SCOTTSDALE, Ariz. -- As the White Sox gauge the trade market forChris Sale, their decision to pursue a deal or stand pat will be rooted in baseball concerns rather than any lingering animosity from past confrontations with the team's ace.
Sale's ongoing differences with the Chicago front office came to the fore in July when he sliced up the team's throwback uniforms rather than wear them in a game. He received a five-game suspension for insubordination and destroying team equipment.
But White Sox general manager Rick Hahn told ESPN.com on Tuesday that past rifts will play no part in the team's offseason deliberations.
"It's a nonfactor,'' Hahn said from the MLB general managers meetings. "It's zero factor from our standpoint in terms of his fit with us or our belief that he can help be the anchor of a championship-caliber rotation.
"Whether it influences some other club's view of him, I don't know. I don't think it should. I think a lot of what we've seen from Chris is part of what makes him great. It's that competitiveness, that fight, that sometimes spills over a little bit into areas outside the white lines. It's part of what makes him so good during the game.''
Sale, 27, is likely to be a hot commodity for teams in search of a front-line starter because of his track record and his contract.
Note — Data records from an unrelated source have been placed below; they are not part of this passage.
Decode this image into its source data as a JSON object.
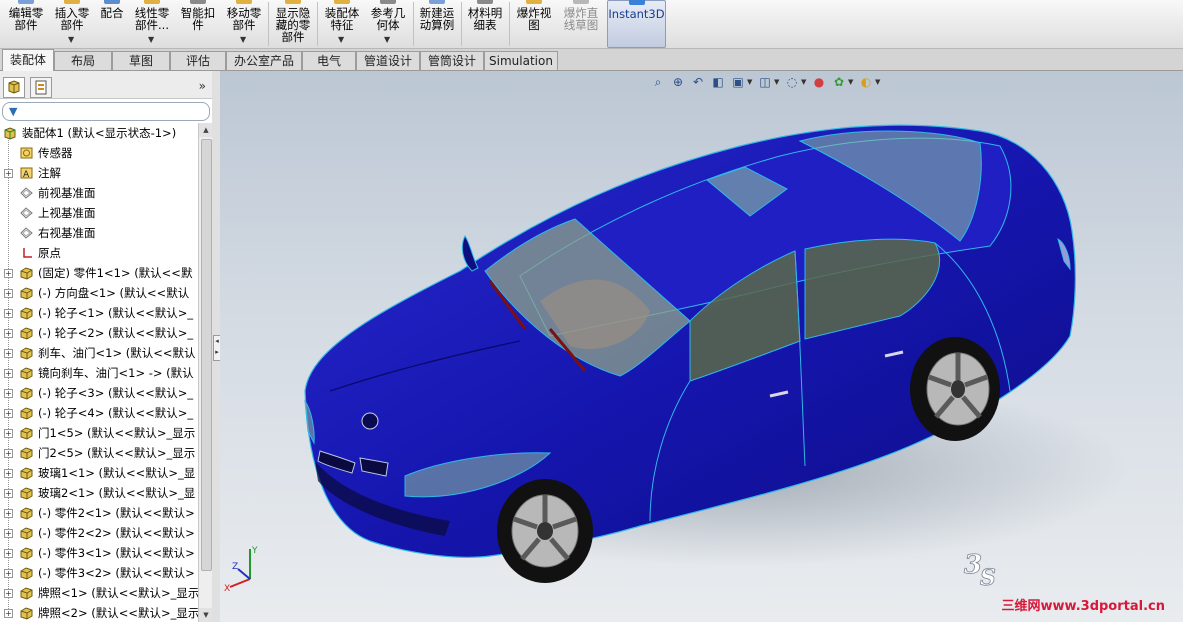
{
  "ribbon": {
    "buttons": [
      {
        "label": "编辑零\n部件",
        "icon": "edit-component-icon",
        "dropdown": false,
        "disabled": false
      },
      {
        "label": "插入零\n部件",
        "icon": "insert-component-icon",
        "dropdown": true,
        "disabled": false
      },
      {
        "label": "配合",
        "icon": "mate-icon",
        "dropdown": false,
        "disabled": false
      },
      {
        "label": "线性零\n部件...",
        "icon": "linear-pattern-icon",
        "dropdown": true,
        "disabled": false
      },
      {
        "label": "智能扣\n件",
        "icon": "smart-fasteners-icon",
        "dropdown": false,
        "disabled": false
      },
      {
        "label": "移动零\n部件",
        "icon": "move-component-icon",
        "dropdown": true,
        "disabled": false
      },
      {
        "label": "显示隐\n藏的零\n部件",
        "icon": "show-hidden-icon",
        "dropdown": false,
        "disabled": false
      },
      {
        "label": "装配体\n特征",
        "icon": "assembly-feature-icon",
        "dropdown": true,
        "disabled": false
      },
      {
        "label": "参考几\n何体",
        "icon": "reference-geometry-icon",
        "dropdown": true,
        "disabled": false
      },
      {
        "label": "新建运\n动算例",
        "icon": "new-motion-study-icon",
        "dropdown": false,
        "disabled": false
      },
      {
        "label": "材料明\n细表",
        "icon": "bom-icon",
        "dropdown": false,
        "disabled": false
      },
      {
        "label": "爆炸视\n图",
        "icon": "exploded-view-icon",
        "dropdown": false,
        "disabled": false
      },
      {
        "label": "爆炸直\n线草图",
        "icon": "explode-line-sketch-icon",
        "dropdown": false,
        "disabled": true
      },
      {
        "label": "Instant3D",
        "icon": "instant3d-icon",
        "dropdown": false,
        "disabled": false
      }
    ]
  },
  "tabs": [
    "装配体",
    "布局",
    "草图",
    "评估",
    "办公室产品",
    "电气",
    "管道设计",
    "管筒设计",
    "Simulation"
  ],
  "active_tab": "装配体",
  "panel": {
    "expand_label": "»",
    "filter_icon": "filter-icon"
  },
  "tree": [
    {
      "label": "装配体1 (默认<显示状态-1>)",
      "icon": "assembly-icon",
      "expander": false,
      "indent": 0
    },
    {
      "label": "传感器",
      "icon": "sensor-icon",
      "expander": false,
      "indent": 1
    },
    {
      "label": "注解",
      "icon": "annotation-icon",
      "expander": true,
      "indent": 1
    },
    {
      "label": "前视基准面",
      "icon": "plane-icon",
      "expander": false,
      "indent": 1
    },
    {
      "label": "上视基准面",
      "icon": "plane-icon",
      "expander": false,
      "indent": 1
    },
    {
      "label": "右视基准面",
      "icon": "plane-icon",
      "expander": false,
      "indent": 1
    },
    {
      "label": "原点",
      "icon": "origin-icon",
      "expander": false,
      "indent": 1
    },
    {
      "label": "(固定) 零件1<1> (默认<<默",
      "icon": "part-icon",
      "expander": true,
      "indent": 1
    },
    {
      "label": "(-) 方向盘<1> (默认<<默认",
      "icon": "part-icon",
      "expander": true,
      "indent": 1
    },
    {
      "label": "(-) 轮子<1> (默认<<默认>_",
      "icon": "part-icon",
      "expander": true,
      "indent": 1
    },
    {
      "label": "(-) 轮子<2> (默认<<默认>_",
      "icon": "part-icon",
      "expander": true,
      "indent": 1
    },
    {
      "label": "刹车、油门<1> (默认<<默认",
      "icon": "part-icon",
      "expander": true,
      "indent": 1
    },
    {
      "label": "镜向刹车、油门<1> -> (默认",
      "icon": "part-icon",
      "expander": true,
      "indent": 1
    },
    {
      "label": "(-) 轮子<3> (默认<<默认>_",
      "icon": "part-icon",
      "expander": true,
      "indent": 1
    },
    {
      "label": "(-) 轮子<4> (默认<<默认>_",
      "icon": "part-icon",
      "expander": true,
      "indent": 1
    },
    {
      "label": "门1<5> (默认<<默认>_显示",
      "icon": "part-icon",
      "expander": true,
      "indent": 1
    },
    {
      "label": "门2<5> (默认<<默认>_显示",
      "icon": "part-icon",
      "expander": true,
      "indent": 1
    },
    {
      "label": "玻璃1<1> (默认<<默认>_显",
      "icon": "part-icon",
      "expander": true,
      "indent": 1
    },
    {
      "label": "玻璃2<1> (默认<<默认>_显",
      "icon": "part-icon",
      "expander": true,
      "indent": 1
    },
    {
      "label": "(-) 零件2<1> (默认<<默认>",
      "icon": "part-icon",
      "expander": true,
      "indent": 1
    },
    {
      "label": "(-) 零件2<2> (默认<<默认>",
      "icon": "part-icon",
      "expander": true,
      "indent": 1
    },
    {
      "label": "(-) 零件3<1> (默认<<默认>",
      "icon": "part-icon",
      "expander": true,
      "indent": 1
    },
    {
      "label": "(-) 零件3<2> (默认<<默认>",
      "icon": "part-icon",
      "expander": true,
      "indent": 1
    },
    {
      "label": "牌照<1> (默认<<默认>_显示",
      "icon": "part-icon",
      "expander": true,
      "indent": 1
    },
    {
      "label": "牌照<2> (默认<<默认>_显示",
      "icon": "part-icon",
      "expander": true,
      "indent": 1
    }
  ],
  "headsup_toolbar": [
    {
      "icon": "zoom-to-fit-icon",
      "dropdown": false
    },
    {
      "icon": "zoom-to-area-icon",
      "dropdown": false
    },
    {
      "icon": "previous-view-icon",
      "dropdown": false
    },
    {
      "icon": "section-view-icon",
      "dropdown": false
    },
    {
      "icon": "view-orientation-icon",
      "dropdown": true
    },
    {
      "icon": "display-style-icon",
      "dropdown": true
    },
    {
      "icon": "hide-show-items-icon",
      "dropdown": true
    },
    {
      "icon": "edit-appearance-icon",
      "dropdown": false
    },
    {
      "icon": "apply-scene-icon",
      "dropdown": true
    },
    {
      "icon": "view-settings-icon",
      "dropdown": true
    }
  ],
  "triad": {
    "x": "X",
    "y": "Y",
    "z": "Z"
  },
  "watermark": {
    "logo": "3ds-logo",
    "text": "三维网www.3dportal.cn"
  },
  "colors": {
    "car_body": "#1a1ab4",
    "car_edge": "#2fb8e8",
    "glass": "#8fbfa0",
    "viewport_top": "#bcc7d4",
    "viewport_bottom": "#e9ecef",
    "watermark_text": "#d8183a"
  }
}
Since 2012, Sale ranks fifth among MLB starters with a 3.04 ERA, third in strikeouts (1,133) behind Max Scherzer and Clayton Kershaw, and third in baseball-reference.com's wins above replacement (27.6) behind Kershaw and Scherzer.
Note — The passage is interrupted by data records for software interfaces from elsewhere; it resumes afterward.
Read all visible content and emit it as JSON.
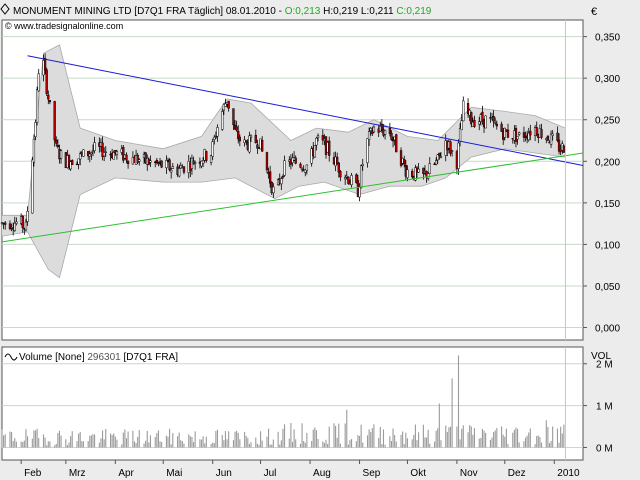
{
  "header": {
    "symbol_icon": "diamond-icon",
    "title_prefix": "MONUMENT MINING LTD [D7Q1 FRA  Täglich] 08.01.2010 - ",
    "open_value": "O:0,213",
    "hlc": " H:0,219 L:0,211 ",
    "close_value": "C:0,219",
    "copyright": "© www.tradesignalonline.com",
    "currency": "€"
  },
  "volume_panel": {
    "icon": "wave-icon",
    "label_prefix": "Volume [None] ",
    "value": "296301",
    "label_suffix": " [D7Q1 FRA]",
    "unit": "VOL"
  },
  "colors": {
    "panel_bg": "#ececec",
    "plot_bg": "#ffffff",
    "frame": "#555555",
    "grid": "#c7d9c7",
    "bollinger_fill": "#dcdcdc",
    "bollinger_line": "#a9a9a9",
    "candle_up": "#ffffff",
    "candle_down": "#b40000",
    "resistance_line": "#1a1ad6",
    "support_line": "#2fbf2f",
    "volume_bar": "#9a9a9a",
    "cursor_line": "#a8d8b8"
  },
  "chart_data": [
    {
      "type": "candlestick",
      "title": "MONUMENT MINING LTD [D7Q1 FRA  Täglich]",
      "ylabel": "€",
      "ylim": [
        -0.015,
        0.37
      ],
      "x_range": [
        "2010-01-20",
        "2011-01-19"
      ],
      "y_ticks": [
        "0,350",
        "0,300",
        "0,250",
        "0,200",
        "0,150",
        "0,100",
        "0,050",
        "0,000"
      ],
      "y_tick_values": [
        0.35,
        0.3,
        0.25,
        0.2,
        0.15,
        0.1,
        0.05,
        0.0
      ],
      "x_ticks": [
        "Feb",
        "Mrz",
        "Apr",
        "Mai",
        "Jun",
        "Jul",
        "Aug",
        "Sep",
        "Okt",
        "Nov",
        "Dez",
        "2010"
      ],
      "x_tick_dates": [
        "2010-02-01",
        "2010-03-01",
        "2010-04-01",
        "2010-05-01",
        "2010-06-01",
        "2010-07-01",
        "2010-08-01",
        "2010-09-01",
        "2010-10-01",
        "2010-11-01",
        "2010-12-01",
        "2011-01-01"
      ],
      "grid": true,
      "price_path": [
        [
          "2010-01-20",
          0.125
        ],
        [
          "2010-01-27",
          0.127
        ],
        [
          "2010-02-01",
          0.125
        ],
        [
          "2010-02-04",
          0.12
        ],
        [
          "2010-02-07",
          0.185
        ],
        [
          "2010-02-10",
          0.25
        ],
        [
          "2010-02-12",
          0.31
        ],
        [
          "2010-02-14",
          0.33
        ],
        [
          "2010-02-17",
          0.29
        ],
        [
          "2010-02-20",
          0.25
        ],
        [
          "2010-02-23",
          0.215
        ],
        [
          "2010-02-28",
          0.2
        ],
        [
          "2010-03-10",
          0.205
        ],
        [
          "2010-03-20",
          0.215
        ],
        [
          "2010-03-31",
          0.21
        ],
        [
          "2010-04-10",
          0.205
        ],
        [
          "2010-04-20",
          0.2
        ],
        [
          "2010-04-30",
          0.195
        ],
        [
          "2010-05-10",
          0.19
        ],
        [
          "2010-05-20",
          0.2
        ],
        [
          "2010-05-31",
          0.21
        ],
        [
          "2010-06-05",
          0.25
        ],
        [
          "2010-06-10",
          0.275
        ],
        [
          "2010-06-15",
          0.235
        ],
        [
          "2010-06-20",
          0.22
        ],
        [
          "2010-06-30",
          0.225
        ],
        [
          "2010-07-05",
          0.19
        ],
        [
          "2010-07-10",
          0.158
        ],
        [
          "2010-07-15",
          0.19
        ],
        [
          "2010-07-20",
          0.2
        ],
        [
          "2010-07-31",
          0.195
        ],
        [
          "2010-08-05",
          0.225
        ],
        [
          "2010-08-10",
          0.22
        ],
        [
          "2010-08-15",
          0.205
        ],
        [
          "2010-08-20",
          0.19
        ],
        [
          "2010-08-25",
          0.18
        ],
        [
          "2010-08-31",
          0.165
        ],
        [
          "2010-09-05",
          0.22
        ],
        [
          "2010-09-10",
          0.24
        ],
        [
          "2010-09-20",
          0.235
        ],
        [
          "2010-09-30",
          0.19
        ],
        [
          "2010-10-10",
          0.18
        ],
        [
          "2010-10-20",
          0.2
        ],
        [
          "2010-10-25",
          0.225
        ],
        [
          "2010-11-01",
          0.2
        ],
        [
          "2010-11-05",
          0.265
        ],
        [
          "2010-11-10",
          0.25
        ],
        [
          "2010-11-20",
          0.25
        ],
        [
          "2010-11-30",
          0.235
        ],
        [
          "2010-12-10",
          0.23
        ],
        [
          "2010-12-20",
          0.24
        ],
        [
          "2010-12-31",
          0.225
        ],
        [
          "2011-01-05",
          0.215
        ],
        [
          "2011-01-08",
          0.219
        ]
      ],
      "bollinger_upper": [
        [
          "2010-01-20",
          0.135
        ],
        [
          "2010-02-05",
          0.135
        ],
        [
          "2010-02-15",
          0.33
        ],
        [
          "2010-02-25",
          0.34
        ],
        [
          "2010-03-10",
          0.24
        ],
        [
          "2010-04-01",
          0.225
        ],
        [
          "2010-05-01",
          0.215
        ],
        [
          "2010-05-25",
          0.23
        ],
        [
          "2010-06-10",
          0.275
        ],
        [
          "2010-06-25",
          0.27
        ],
        [
          "2010-07-20",
          0.225
        ],
        [
          "2010-08-05",
          0.24
        ],
        [
          "2010-08-25",
          0.235
        ],
        [
          "2010-09-10",
          0.25
        ],
        [
          "2010-10-01",
          0.23
        ],
        [
          "2010-10-20",
          0.225
        ],
        [
          "2010-11-10",
          0.265
        ],
        [
          "2010-12-01",
          0.26
        ],
        [
          "2010-12-20",
          0.255
        ],
        [
          "2011-01-08",
          0.24
        ]
      ],
      "bollinger_lower": [
        [
          "2010-01-20",
          0.11
        ],
        [
          "2010-02-05",
          0.115
        ],
        [
          "2010-02-18",
          0.07
        ],
        [
          "2010-02-25",
          0.06
        ],
        [
          "2010-03-10",
          0.16
        ],
        [
          "2010-04-01",
          0.18
        ],
        [
          "2010-05-01",
          0.175
        ],
        [
          "2010-05-25",
          0.175
        ],
        [
          "2010-06-15",
          0.18
        ],
        [
          "2010-07-10",
          0.155
        ],
        [
          "2010-07-25",
          0.17
        ],
        [
          "2010-08-10",
          0.175
        ],
        [
          "2010-09-01",
          0.16
        ],
        [
          "2010-09-20",
          0.17
        ],
        [
          "2010-10-10",
          0.17
        ],
        [
          "2010-10-25",
          0.18
        ],
        [
          "2010-11-10",
          0.205
        ],
        [
          "2010-12-01",
          0.215
        ],
        [
          "2010-12-20",
          0.21
        ],
        [
          "2011-01-08",
          0.205
        ]
      ],
      "trendlines": [
        {
          "kind": "resistance",
          "from": [
            "2010-02-05",
            0.327
          ],
          "to": [
            "2011-01-19",
            0.195
          ]
        },
        {
          "kind": "support",
          "from": [
            "2010-01-20",
            0.103
          ],
          "to": [
            "2011-01-19",
            0.21
          ]
        }
      ],
      "cursor_date": "2011-01-08"
    },
    {
      "type": "bar",
      "title": "Volume [None] 296301 [D7Q1 FRA]",
      "ylabel": "VOL",
      "ylim": [
        -300000,
        2400000
      ],
      "y_ticks": [
        "2 M",
        "1 M",
        "0 M"
      ],
      "y_tick_values": [
        2000000,
        1000000,
        0
      ],
      "typical_volume": 250000,
      "spikes": [
        [
          "2010-11-02",
          2200000
        ],
        [
          "2010-10-29",
          1650000
        ],
        [
          "2010-10-21",
          1050000
        ],
        [
          "2010-08-24",
          900000
        ],
        [
          "2010-12-27",
          650000
        ],
        [
          "2011-01-08",
          296301
        ]
      ]
    }
  ]
}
Sale is under contract for $12 million next season, and the White Sox have club options for $12.5 million in 2018 and $13.5 million in 2019.
Sale, Chris Archer, Zack Greinke, Justin Verlander and Sonny Gray are among the front-line starters who have been mentioned as potential trade targets in an extremely weak free-agent market. Rich Hill, Ivan Nova, Andrew Cashner and Jeremy Hellickson are the top available free agents.
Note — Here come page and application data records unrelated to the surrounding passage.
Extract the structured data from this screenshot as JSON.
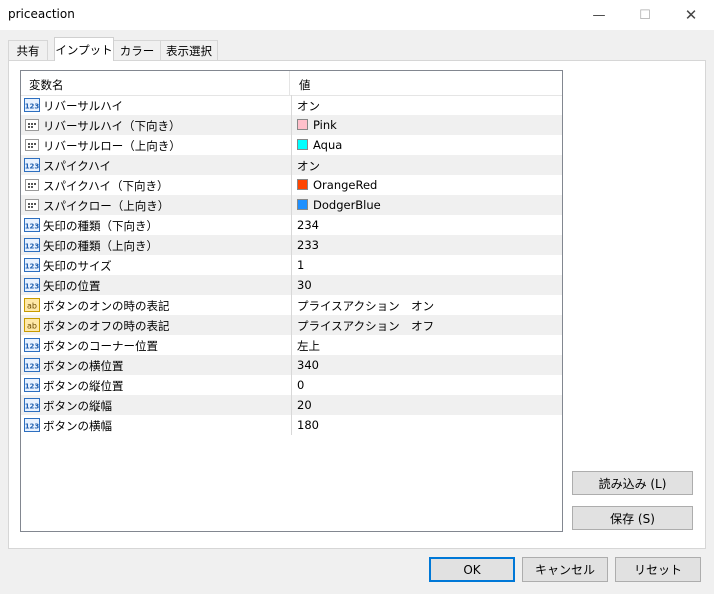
{
  "window": {
    "title": "priceaction"
  },
  "tabs": [
    {
      "label": "共有",
      "active": false
    },
    {
      "label": "インプット",
      "active": true
    },
    {
      "label": "カラー",
      "active": false
    },
    {
      "label": "表示選択",
      "active": false
    }
  ],
  "grid": {
    "col_name": "変数名",
    "col_value": "値",
    "rows": [
      {
        "icon": "int-icon",
        "name": "リバーサルハイ",
        "value": "オン"
      },
      {
        "icon": "color-icon",
        "name": "リバーサルハイ（下向き）",
        "value": "Pink",
        "color": "#ffc0cb"
      },
      {
        "icon": "color-icon",
        "name": "リバーサルロー（上向き）",
        "value": "Aqua",
        "color": "#00ffff"
      },
      {
        "icon": "int-icon",
        "name": "スパイクハイ",
        "value": "オン"
      },
      {
        "icon": "color-icon",
        "name": "スパイクハイ（下向き）",
        "value": "OrangeRed",
        "color": "#ff4500"
      },
      {
        "icon": "color-icon",
        "name": "スパイクロー（上向き）",
        "value": "DodgerBlue",
        "color": "#1e90ff"
      },
      {
        "icon": "int-icon",
        "name": "矢印の種類（下向き）",
        "value": "234"
      },
      {
        "icon": "int-icon",
        "name": "矢印の種類（上向き）",
        "value": "233"
      },
      {
        "icon": "int-icon",
        "name": "矢印のサイズ",
        "value": "1"
      },
      {
        "icon": "int-icon",
        "name": "矢印の位置",
        "value": "30"
      },
      {
        "icon": "string-icon",
        "name": "ボタンのオンの時の表記",
        "value": "プライスアクション　オン"
      },
      {
        "icon": "string-icon",
        "name": "ボタンのオフの時の表記",
        "value": "プライスアクション　オフ"
      },
      {
        "icon": "int-icon",
        "name": "ボタンのコーナー位置",
        "value": "左上"
      },
      {
        "icon": "int-icon",
        "name": "ボタンの横位置",
        "value": "340"
      },
      {
        "icon": "int-icon",
        "name": "ボタンの縦位置",
        "value": "0"
      },
      {
        "icon": "int-icon",
        "name": "ボタンの縦幅",
        "value": "20"
      },
      {
        "icon": "int-icon",
        "name": "ボタンの横幅",
        "value": "180"
      }
    ]
  },
  "side_buttons": {
    "load": "読み込み (L)",
    "save": "保存 (S)"
  },
  "footer": {
    "ok": "OK",
    "cancel": "キャンセル",
    "reset": "リセット"
  }
}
The White Sox finished fourth in the American League Central with a 78-84 record this past season and haven't finished above .500 since 2012. Manager Robin Ventura resigned at the end of the season, and Rick Renteria was chosen to replace him.
While a Sale trade would be a clear indication that the White Sox plan to rebuild rather than try to make a playoff push in 2017, Hahn declined to address which way the team might be leaning.
"We have a pretty firm sense internally about what we want to accomplish,'' Hahn said. "But I've been saying this for months back in Chicago: There's just not any advantage to us to declare publicly exactly what we're trying to accomplish.
"Once we start making deals, we'll explain precisely the rationale behind them. Are we looking to add and compete right now, or are we looking for a more long-term benefit? The last few years, we've taken a shorter-term, stopgap type of approach, and obviously that hasn't borne fruit.''